Studies indicate that adult autism diagnoses are on the rise. A 2020 review by the National Autistic Society in the US states that “more adults are getting assessed for possible autism … We found that adults often have strong emotions after being diagnosed, the process of getting a diagnosis can be unclear and different for everyone, and not many support services are available for adults.”

This has been true for Marisa. “It was kind of a long process to get diagnosed, there is a lack of resources and information. It’s not like you just take a test and that’s it.”

However, the revelation provided clarity for her, especially as she considered her personality traits and the challenges she’s encountered.

“I’ve always had this persistency of wanting order and control over things, including scheduling. That’s a part of my autism. I travel a lot, and it drives me nuts when there is back and forth over scheduling in different time zones. I’ve also dealt with a lot of social anxiety in my life. I’ve masked my way through and hidden my struggles as I didn’t want to look like someone who is unsocial. But I always thought there was something wrong with me, and I would beat myself up.”

There is a dichotomy in that, Marisa concedes, given that she also has no problem speaking in front of hundreds of people as she travels around the world to give talks.  

“I love the spotlight,” she says. “I love people coming up and talking to me. What gives me anxiety is when there is no structure: when it’s a random party, and I’m meant to just go up and talk to people.”

Finding ways to cope with the challenges of autism

Marisa has taken steps to address some of those issues. Among them are setting intentions, such as making it a goal to connect with just one person at an event or anticipating any problematic situations.

“I had to attend an event at the United Nations recently with 1,300 people. I was overwhelmed and didn’t want to walk into a really crowded, chaotic place. So I went two hours early when the staff was setting up. I sat down in a quiet space and was grounded before all those people came in.  In that case, it worked.”

Born in Japan’s Aichi prefecture Marisa grew up in Irvine, California.  After graduating from high school in the US, she went to Keio University in Tokyo.

While a senior college student in 2006, she succumbed to a spinal cord infarction and was subsequently paralyzed from the neck down. She recovered most of her mobility a few months later and became interested in the intersection of dance and disability, and founded Infinite Flow in 2015.

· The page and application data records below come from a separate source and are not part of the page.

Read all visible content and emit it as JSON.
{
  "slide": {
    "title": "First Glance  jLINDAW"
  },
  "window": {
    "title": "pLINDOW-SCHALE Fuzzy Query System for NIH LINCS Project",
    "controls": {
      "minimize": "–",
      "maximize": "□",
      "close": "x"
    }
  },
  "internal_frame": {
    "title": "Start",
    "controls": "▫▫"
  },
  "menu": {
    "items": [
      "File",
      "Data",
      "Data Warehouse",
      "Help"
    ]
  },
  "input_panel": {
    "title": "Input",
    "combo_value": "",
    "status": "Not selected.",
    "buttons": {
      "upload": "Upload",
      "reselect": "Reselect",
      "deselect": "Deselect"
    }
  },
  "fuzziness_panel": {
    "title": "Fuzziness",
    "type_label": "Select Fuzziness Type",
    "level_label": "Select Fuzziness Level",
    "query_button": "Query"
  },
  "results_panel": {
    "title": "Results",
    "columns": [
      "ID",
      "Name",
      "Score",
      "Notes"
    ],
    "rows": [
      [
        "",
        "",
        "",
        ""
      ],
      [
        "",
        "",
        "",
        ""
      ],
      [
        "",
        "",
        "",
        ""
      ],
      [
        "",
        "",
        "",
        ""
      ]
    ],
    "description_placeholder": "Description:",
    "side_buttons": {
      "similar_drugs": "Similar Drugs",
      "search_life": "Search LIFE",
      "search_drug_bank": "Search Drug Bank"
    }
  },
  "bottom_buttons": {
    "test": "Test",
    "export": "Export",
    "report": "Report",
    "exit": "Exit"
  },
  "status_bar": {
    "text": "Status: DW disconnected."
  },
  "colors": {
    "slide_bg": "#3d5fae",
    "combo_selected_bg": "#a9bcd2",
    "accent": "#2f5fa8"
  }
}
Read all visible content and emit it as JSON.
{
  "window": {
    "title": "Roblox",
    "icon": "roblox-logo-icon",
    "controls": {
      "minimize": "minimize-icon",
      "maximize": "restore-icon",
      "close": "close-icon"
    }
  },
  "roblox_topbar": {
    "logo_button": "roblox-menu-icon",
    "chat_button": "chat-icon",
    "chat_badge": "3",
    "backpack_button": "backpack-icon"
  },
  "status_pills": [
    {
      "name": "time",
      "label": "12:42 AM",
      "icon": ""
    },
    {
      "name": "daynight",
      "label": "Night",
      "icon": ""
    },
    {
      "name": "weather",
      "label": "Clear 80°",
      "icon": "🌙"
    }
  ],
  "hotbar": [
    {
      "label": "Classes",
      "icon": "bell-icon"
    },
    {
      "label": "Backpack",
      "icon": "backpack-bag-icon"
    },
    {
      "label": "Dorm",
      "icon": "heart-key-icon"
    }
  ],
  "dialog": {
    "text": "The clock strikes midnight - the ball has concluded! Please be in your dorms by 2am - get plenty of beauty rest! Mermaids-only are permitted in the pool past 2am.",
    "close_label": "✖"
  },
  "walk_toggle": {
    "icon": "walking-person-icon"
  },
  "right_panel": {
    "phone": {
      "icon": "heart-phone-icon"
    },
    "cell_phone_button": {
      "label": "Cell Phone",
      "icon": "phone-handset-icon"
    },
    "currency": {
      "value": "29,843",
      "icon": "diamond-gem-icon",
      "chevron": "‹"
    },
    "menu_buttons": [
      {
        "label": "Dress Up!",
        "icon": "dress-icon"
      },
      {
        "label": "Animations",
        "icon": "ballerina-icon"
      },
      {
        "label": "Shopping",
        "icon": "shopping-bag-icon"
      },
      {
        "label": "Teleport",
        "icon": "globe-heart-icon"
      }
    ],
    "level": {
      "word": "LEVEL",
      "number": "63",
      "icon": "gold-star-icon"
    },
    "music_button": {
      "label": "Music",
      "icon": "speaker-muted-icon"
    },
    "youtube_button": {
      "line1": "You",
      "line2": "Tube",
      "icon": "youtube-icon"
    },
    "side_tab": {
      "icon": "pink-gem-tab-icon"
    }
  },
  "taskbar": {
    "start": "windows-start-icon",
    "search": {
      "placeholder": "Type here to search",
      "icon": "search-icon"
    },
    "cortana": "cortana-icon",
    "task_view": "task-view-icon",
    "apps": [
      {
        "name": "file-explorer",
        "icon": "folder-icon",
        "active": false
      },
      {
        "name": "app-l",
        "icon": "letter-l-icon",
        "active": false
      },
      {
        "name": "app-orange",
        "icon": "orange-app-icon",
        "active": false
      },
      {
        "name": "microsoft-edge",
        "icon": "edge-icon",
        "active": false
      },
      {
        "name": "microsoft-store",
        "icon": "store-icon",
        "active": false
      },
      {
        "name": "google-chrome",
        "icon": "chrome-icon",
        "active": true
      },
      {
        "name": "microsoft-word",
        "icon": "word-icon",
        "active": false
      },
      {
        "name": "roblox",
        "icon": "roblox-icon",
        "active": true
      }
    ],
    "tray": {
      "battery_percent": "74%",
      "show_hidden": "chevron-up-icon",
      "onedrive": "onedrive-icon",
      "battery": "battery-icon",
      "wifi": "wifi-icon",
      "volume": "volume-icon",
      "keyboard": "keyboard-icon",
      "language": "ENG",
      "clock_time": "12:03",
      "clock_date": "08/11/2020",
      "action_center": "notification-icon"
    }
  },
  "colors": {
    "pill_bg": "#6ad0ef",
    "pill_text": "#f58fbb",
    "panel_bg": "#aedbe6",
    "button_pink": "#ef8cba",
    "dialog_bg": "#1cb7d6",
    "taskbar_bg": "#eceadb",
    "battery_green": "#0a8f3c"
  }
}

Sharing stories of adult autism diagnosis

Marisa is an example of someone who hasn’t let autism impede her life. For example, she has noise sensitivity and often finds herself telling waiters at restaurants to lower the volume of the background music. But she has found other ways to cope, such as hanging out in the bathroom for a few minutes. She also describes herself as a “very literal communicator.” Some figurative language is hard for her to understand, as is comedy.

“I’ve been to comedy shows where everyone is laughing and I’m not,” she says. “I have a hard time deciphering what’s being said. But I’ve become unafraid to ask for clarification. I used to be afraid that asking questions would make me look stupid and not smart. But that’s changed.”

Stories from other adults diagnosed with autism, such as noted artist Morgan Harper Nichols, encourage her.

“It was helpful to know I’m not alone,” says Marisa. “I keep her in mind as part of my journey. I’ve realized with time that coming out about this will empower others, especially Asian women. Perhaps my story will help them to get answers.”

Tips from Marisa:

“Do not be afraid of autism. It’s better to get a diagnosis than be questioning it. Don’t compare yourself to other autistics. It shows up differently in everyone. Autism doesn’t mean you are going to do badly in school. There might be different ways of learning and we need to look beyond grades. And autistics have many superpowers. Once we’re interested in something, we are able to hyperfocus on that one thing. There is a lot of strength to autism.”